Nepal scraps $2.5-billion hydro dam deal with China, says agreement signed ‘illegally’The development comes as a major setback for Beijing as it seeks to expand its influence in Nepal through a massive infrastructure drive.
In a huge blow to China’s attempts to expand its clout in the Himalayan nation, the Nepalese government on Monday said that it has revoked an agreement signed with a Chinese company for construction of the $2.5-billion Budhi Gandaki Hydropower Project.
Nepal’s Deputy Prime Minister and Energy minister Kamal Thapa said via Twitter that a Cabinet meeting held on Monday revoked the deal sealed with the Chinese firm as per the “instructions issued by parliamentary committees”.
The agreement, he said, was signed “illegally and haphazardly” and the contract was handed over without initiating a competitive bidding process.
Nepal’s Cabinet had in May this year decided to award the contract to build the 1,200-MW project located in Gorkha and Dhading districts to state-run China Gezhouba Group Corporation (CGGC).
In June, the then Energy minister Janardan Sharma and CGGC President Lv Zexiang had signed a Memorandum of Understanding (MoU) to build the project under the engineering, procurement, construction and finance (EPCF) model. The agreement was signed in the presence of the then PM Pushpa Kamal Dahal and Chinese Ambassador to Nepal Yu Hong.
As per the MoU, the Chinese company had agreed to arrange soft loans from Chinese financial institutions to build the project under terms and conditions acceptable to the Nepal government.
Four months down the line, a joint meeting of the Agriculture and Water Resources Committee and Finance Committee of Parliament directed the government to scrap the agreement stating the decision to hand over the project to the Chinese company was against the country’s legal provisions and breaches the Public Procurement Act.
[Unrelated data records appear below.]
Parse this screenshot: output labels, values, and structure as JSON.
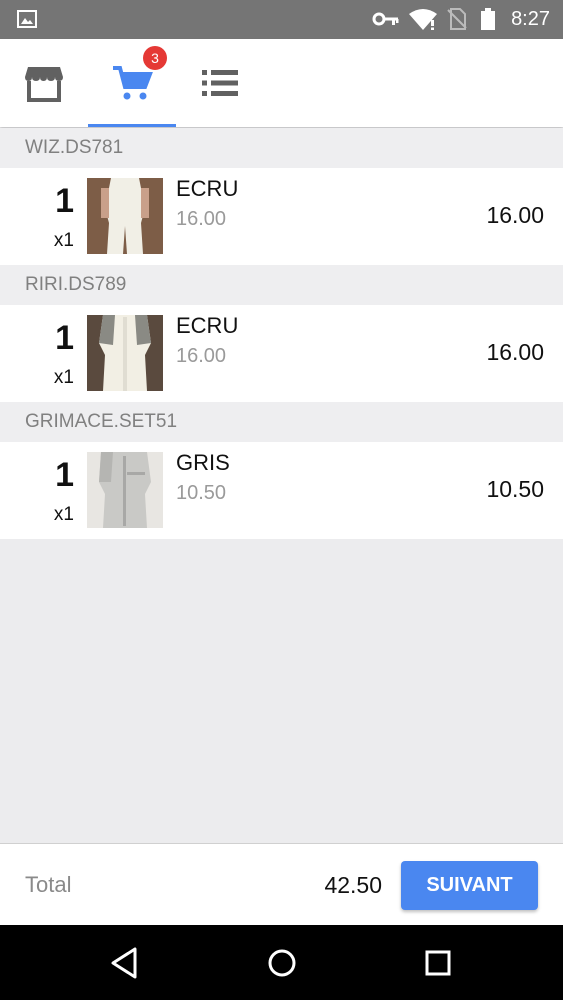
{
  "status_bar": {
    "time": "8:27",
    "icons": [
      "image-icon",
      "key-icon",
      "wifi-icon",
      "no-sim-icon",
      "battery-icon"
    ]
  },
  "tabs": [
    {
      "name": "store",
      "icon": "storefront-icon"
    },
    {
      "name": "cart",
      "icon": "cart-icon",
      "badge": "3",
      "active": true
    },
    {
      "name": "list",
      "icon": "list-icon"
    }
  ],
  "accent_color": "#4a87f0",
  "cart": {
    "groups": [
      {
        "header": "WIZ.DS781",
        "qty": "1",
        "mult": "x1",
        "name": "ECRU",
        "unit_price": "16.00",
        "price": "16.00"
      },
      {
        "header": "RIRI.DS789",
        "qty": "1",
        "mult": "x1",
        "name": "ECRU",
        "unit_price": "16.00",
        "price": "16.00"
      },
      {
        "header": "GRIMACE.SET51",
        "qty": "1",
        "mult": "x1",
        "name": "GRIS",
        "unit_price": "10.50",
        "price": "10.50"
      }
    ]
  },
  "footer": {
    "total_label": "Total",
    "total_value": "42.50",
    "next_label": "SUIVANT"
  },
  "nav": [
    "back-icon",
    "home-icon",
    "recents-icon"
  ]
}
The development assumes importance in view of the significance Nepal attaches to this project touted as the key to its self-sufficiency in power generation.
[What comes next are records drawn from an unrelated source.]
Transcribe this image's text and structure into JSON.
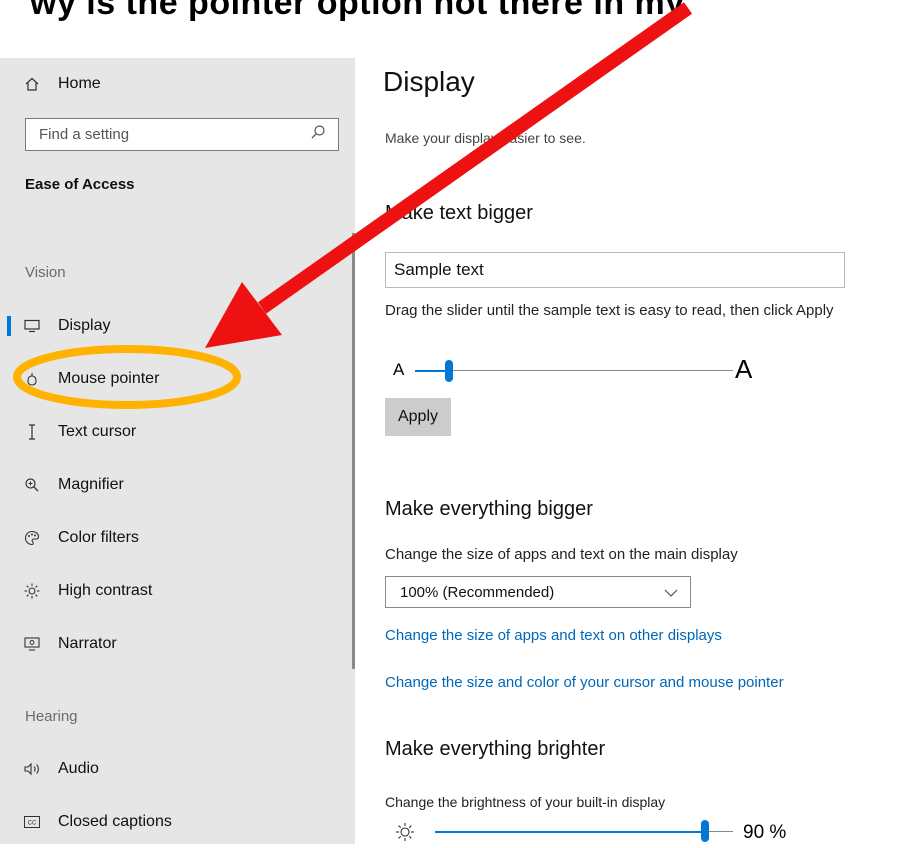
{
  "caption": "wy is the pointer option not there in my",
  "sidebar": {
    "home_label": "Home",
    "search_placeholder": "Find a setting",
    "section_title": "Ease of Access",
    "vision_label": "Vision",
    "hearing_label": "Hearing",
    "items": [
      {
        "label": "Display",
        "icon": "monitor-icon",
        "active": true
      },
      {
        "label": "Mouse pointer",
        "icon": "mouse-pointer-icon"
      },
      {
        "label": "Text cursor",
        "icon": "text-cursor-icon"
      },
      {
        "label": "Magnifier",
        "icon": "magnifier-icon"
      },
      {
        "label": "Color filters",
        "icon": "palette-icon"
      },
      {
        "label": "High contrast",
        "icon": "sun-icon"
      },
      {
        "label": "Narrator",
        "icon": "narrator-icon"
      },
      {
        "label": "Audio",
        "icon": "speaker-icon"
      },
      {
        "label": "Closed captions",
        "icon": "cc-icon"
      }
    ]
  },
  "main": {
    "title": "Display",
    "subtitle": "Make your display easier to see.",
    "text_bigger": {
      "heading": "Make text bigger",
      "sample": "Sample text",
      "instructions": "Drag the slider until the sample text is easy to read, then click Apply",
      "slider_min_label": "A",
      "slider_max_label": "A",
      "slider_value_fraction": 0.1,
      "apply_label": "Apply"
    },
    "everything_bigger": {
      "heading": "Make everything bigger",
      "description": "Change the size of apps and text on the main display",
      "dropdown_value": "100% (Recommended)",
      "link_other_displays": "Change the size of apps and text on other displays",
      "link_cursor": "Change the size and color of your cursor and mouse pointer"
    },
    "brighter": {
      "heading": "Make everything brighter",
      "description": "Change the brightness of your built-in display",
      "value_percent": 90,
      "value_label": "90 %"
    }
  },
  "annotations": {
    "arrow_color": "#ee1111",
    "highlight_color": "#ffb300"
  },
  "colors": {
    "accent": "#0078d7",
    "link": "#0067b8",
    "sidebar_bg": "#e6e6e6"
  }
}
India and China have been vying for influence in the strategically important Himalayan nation, particularly due to its immense hydropower opportunity.
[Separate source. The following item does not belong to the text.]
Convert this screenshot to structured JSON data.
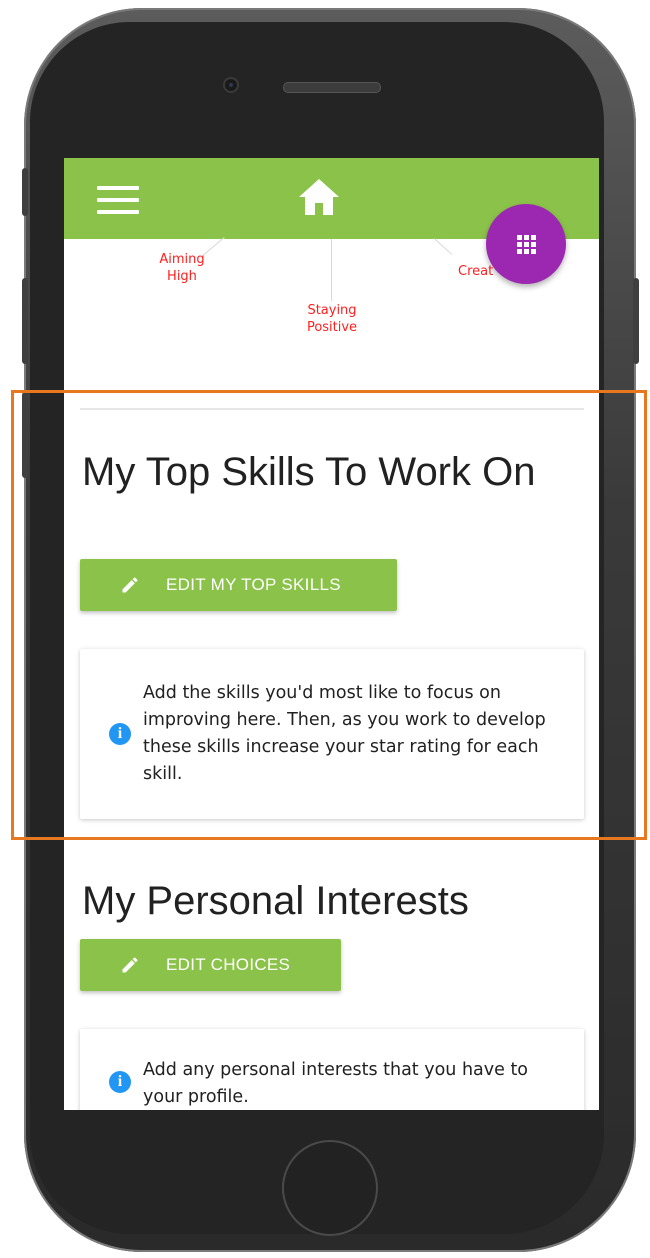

While New Delhi has stayed away from Beijing’s belt and road project, the the Nepalese government led by former PM Pushpa Kamal Dahal had signed up for the initiative in May.